:: SUPPLIED RECORDS ::
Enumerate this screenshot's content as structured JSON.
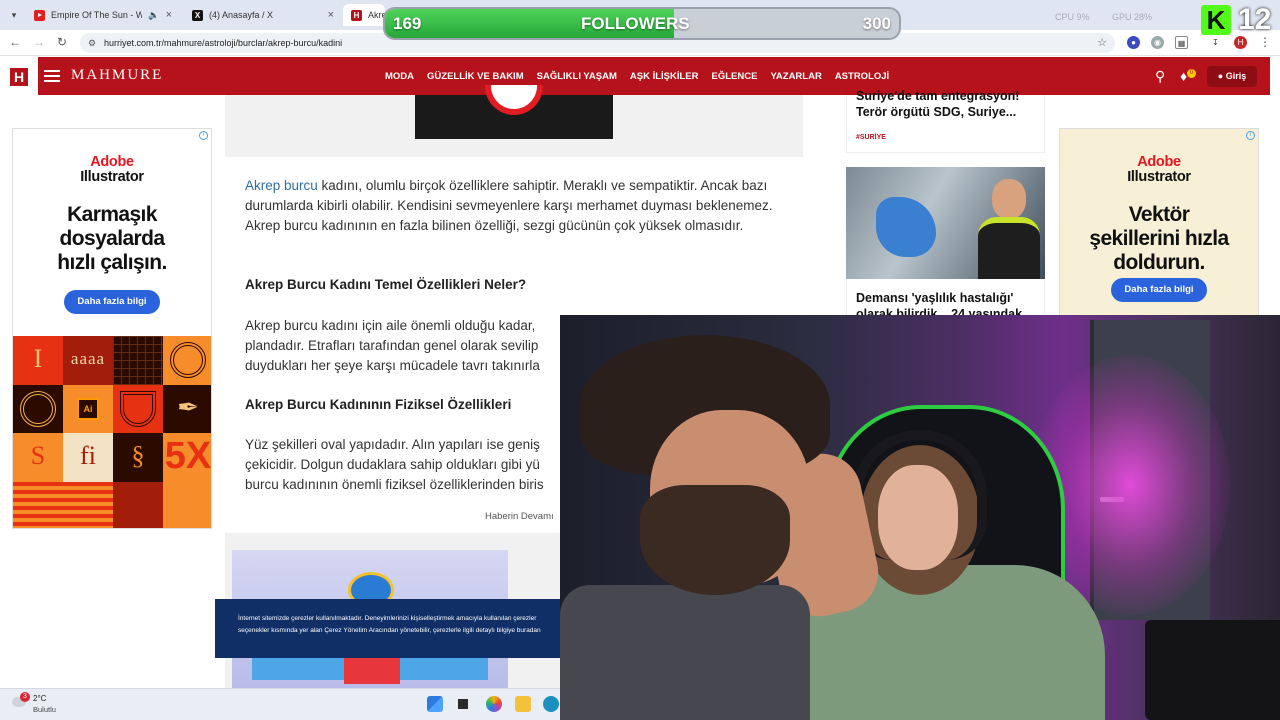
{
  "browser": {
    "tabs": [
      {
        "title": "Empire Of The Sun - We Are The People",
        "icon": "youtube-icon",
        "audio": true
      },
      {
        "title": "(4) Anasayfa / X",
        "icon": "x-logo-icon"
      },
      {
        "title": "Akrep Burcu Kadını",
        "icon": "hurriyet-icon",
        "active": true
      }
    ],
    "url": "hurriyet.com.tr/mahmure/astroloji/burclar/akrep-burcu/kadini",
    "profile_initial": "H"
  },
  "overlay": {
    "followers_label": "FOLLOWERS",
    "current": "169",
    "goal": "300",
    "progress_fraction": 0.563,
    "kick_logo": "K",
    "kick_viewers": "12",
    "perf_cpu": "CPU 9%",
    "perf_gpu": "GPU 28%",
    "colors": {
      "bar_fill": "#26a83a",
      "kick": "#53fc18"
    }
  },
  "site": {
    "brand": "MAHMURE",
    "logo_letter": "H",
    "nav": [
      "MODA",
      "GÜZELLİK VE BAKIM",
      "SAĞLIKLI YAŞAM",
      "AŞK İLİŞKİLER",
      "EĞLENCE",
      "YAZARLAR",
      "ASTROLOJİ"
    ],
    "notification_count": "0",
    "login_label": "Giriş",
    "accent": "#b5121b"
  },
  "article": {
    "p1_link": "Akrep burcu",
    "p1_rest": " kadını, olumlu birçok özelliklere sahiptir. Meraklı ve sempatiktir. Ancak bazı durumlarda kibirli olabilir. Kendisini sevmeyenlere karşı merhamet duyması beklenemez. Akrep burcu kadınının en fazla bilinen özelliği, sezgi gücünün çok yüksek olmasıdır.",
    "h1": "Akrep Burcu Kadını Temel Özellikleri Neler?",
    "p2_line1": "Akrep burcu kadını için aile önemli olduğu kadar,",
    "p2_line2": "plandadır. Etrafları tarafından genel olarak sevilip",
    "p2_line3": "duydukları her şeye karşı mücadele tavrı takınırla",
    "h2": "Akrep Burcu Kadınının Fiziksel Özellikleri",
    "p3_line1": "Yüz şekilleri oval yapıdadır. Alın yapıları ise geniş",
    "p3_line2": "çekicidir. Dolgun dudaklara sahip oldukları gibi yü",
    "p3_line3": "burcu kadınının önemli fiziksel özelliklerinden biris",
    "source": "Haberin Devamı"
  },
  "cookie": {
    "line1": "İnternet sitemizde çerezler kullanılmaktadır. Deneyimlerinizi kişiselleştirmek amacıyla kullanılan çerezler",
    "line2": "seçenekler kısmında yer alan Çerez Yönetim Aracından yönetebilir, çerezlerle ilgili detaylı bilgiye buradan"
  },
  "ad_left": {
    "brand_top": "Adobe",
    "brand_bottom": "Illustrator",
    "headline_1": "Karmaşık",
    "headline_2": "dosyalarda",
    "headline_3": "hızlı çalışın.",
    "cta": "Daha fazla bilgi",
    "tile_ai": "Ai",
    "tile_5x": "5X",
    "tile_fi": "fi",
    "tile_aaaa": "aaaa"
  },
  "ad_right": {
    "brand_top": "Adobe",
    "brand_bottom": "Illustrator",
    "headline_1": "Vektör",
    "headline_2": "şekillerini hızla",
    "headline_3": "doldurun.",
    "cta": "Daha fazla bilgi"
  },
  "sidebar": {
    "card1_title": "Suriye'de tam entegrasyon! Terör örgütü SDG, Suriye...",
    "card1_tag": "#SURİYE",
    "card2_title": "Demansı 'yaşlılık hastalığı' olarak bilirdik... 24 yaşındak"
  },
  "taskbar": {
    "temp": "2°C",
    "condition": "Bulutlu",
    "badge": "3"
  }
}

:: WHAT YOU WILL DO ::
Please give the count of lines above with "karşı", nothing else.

:: ANSWER FOR THE TASK ::
2